Okay, so I'm getting just a little too obvious in my examples, but I'm hoping you are getting my point. At the moment, I'm reading a book where the writer has a very coiling style to the way he tells his story. It's all good; as his characters go round and round in their path through the story, they are moving forward, but everything they do or think is generally hashed out in one manner or another at least once or twice before the actual action takes place. It's not quite repetition, something I advise against if I have the opportunity, and yet it is. His story line is more like a spring someone has flattened out across a table. To help you visualize this, lets take a spring from your mattress and then drive the car over it, and lets assume the spring remains flat after the car has gone on. This style took some getting used to, but the story is one I'd read again so it's pretty good. However, if his style was slightly less coiled, the book would be less than 725 pages long.

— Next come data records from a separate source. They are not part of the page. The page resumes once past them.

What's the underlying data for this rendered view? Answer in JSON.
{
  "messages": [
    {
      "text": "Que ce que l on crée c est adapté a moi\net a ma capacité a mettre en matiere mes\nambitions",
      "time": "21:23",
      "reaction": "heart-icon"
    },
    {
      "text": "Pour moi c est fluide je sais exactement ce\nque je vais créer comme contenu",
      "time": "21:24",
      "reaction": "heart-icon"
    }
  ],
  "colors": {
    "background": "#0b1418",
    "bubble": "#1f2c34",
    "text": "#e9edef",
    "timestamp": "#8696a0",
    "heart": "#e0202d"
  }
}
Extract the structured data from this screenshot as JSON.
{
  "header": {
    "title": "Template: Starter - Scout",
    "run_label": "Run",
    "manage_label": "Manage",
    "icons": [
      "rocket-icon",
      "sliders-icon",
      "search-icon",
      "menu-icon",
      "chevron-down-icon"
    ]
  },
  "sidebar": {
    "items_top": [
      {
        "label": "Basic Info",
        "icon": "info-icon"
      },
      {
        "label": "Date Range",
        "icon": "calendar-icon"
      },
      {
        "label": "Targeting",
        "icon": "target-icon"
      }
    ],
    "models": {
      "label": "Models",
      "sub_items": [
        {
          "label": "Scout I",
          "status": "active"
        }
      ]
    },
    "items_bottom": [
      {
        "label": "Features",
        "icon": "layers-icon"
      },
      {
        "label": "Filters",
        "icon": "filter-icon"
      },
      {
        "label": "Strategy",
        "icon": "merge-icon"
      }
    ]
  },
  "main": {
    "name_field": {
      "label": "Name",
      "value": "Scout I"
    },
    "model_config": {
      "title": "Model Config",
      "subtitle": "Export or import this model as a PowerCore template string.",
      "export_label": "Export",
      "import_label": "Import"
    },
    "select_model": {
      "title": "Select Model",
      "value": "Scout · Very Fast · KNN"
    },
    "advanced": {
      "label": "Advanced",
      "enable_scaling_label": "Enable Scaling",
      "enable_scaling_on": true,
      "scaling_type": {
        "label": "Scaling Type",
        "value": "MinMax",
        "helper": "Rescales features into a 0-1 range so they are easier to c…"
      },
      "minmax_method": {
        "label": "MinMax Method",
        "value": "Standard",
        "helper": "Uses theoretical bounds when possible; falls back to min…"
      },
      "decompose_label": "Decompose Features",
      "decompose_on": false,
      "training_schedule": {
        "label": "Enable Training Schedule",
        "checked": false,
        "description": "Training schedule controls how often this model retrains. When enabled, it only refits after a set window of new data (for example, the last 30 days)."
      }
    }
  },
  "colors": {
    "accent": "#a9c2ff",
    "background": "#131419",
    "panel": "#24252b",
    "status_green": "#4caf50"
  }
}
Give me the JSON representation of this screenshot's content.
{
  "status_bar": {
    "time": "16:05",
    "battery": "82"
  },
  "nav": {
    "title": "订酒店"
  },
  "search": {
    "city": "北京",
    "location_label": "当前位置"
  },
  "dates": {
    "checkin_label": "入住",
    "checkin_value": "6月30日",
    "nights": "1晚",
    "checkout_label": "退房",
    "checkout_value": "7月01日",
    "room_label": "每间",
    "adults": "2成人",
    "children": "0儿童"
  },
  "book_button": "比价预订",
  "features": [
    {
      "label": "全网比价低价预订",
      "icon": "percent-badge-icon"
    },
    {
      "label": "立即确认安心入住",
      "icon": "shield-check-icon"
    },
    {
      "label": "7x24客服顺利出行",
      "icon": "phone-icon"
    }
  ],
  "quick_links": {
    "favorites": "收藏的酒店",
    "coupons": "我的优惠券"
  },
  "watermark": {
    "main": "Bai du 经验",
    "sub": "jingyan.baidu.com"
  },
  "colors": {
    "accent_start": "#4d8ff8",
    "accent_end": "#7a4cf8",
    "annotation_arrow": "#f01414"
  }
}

Why do I mention this book if I'm not going to review it?

Because of his coiling style, he sometimes gets his order of events - whatever they are - kinda turned around. I've only noticed it a handful of times, so he's pretty good at keeping things in order, but it did trip me up a time or two, and made me go back and read a passage through again. Yeah, I'll do that sometimes, if something gives me an unexpected swing. So, my advice to all you budding authors out there, pay attention to the order of events. Even things that don't seem to matter, can end up making a difference to the overall picture.

1 comment:

William Kendall said...

I think disregarding order like that only ends up annoying the reader... unless that's precisely what you intend to do.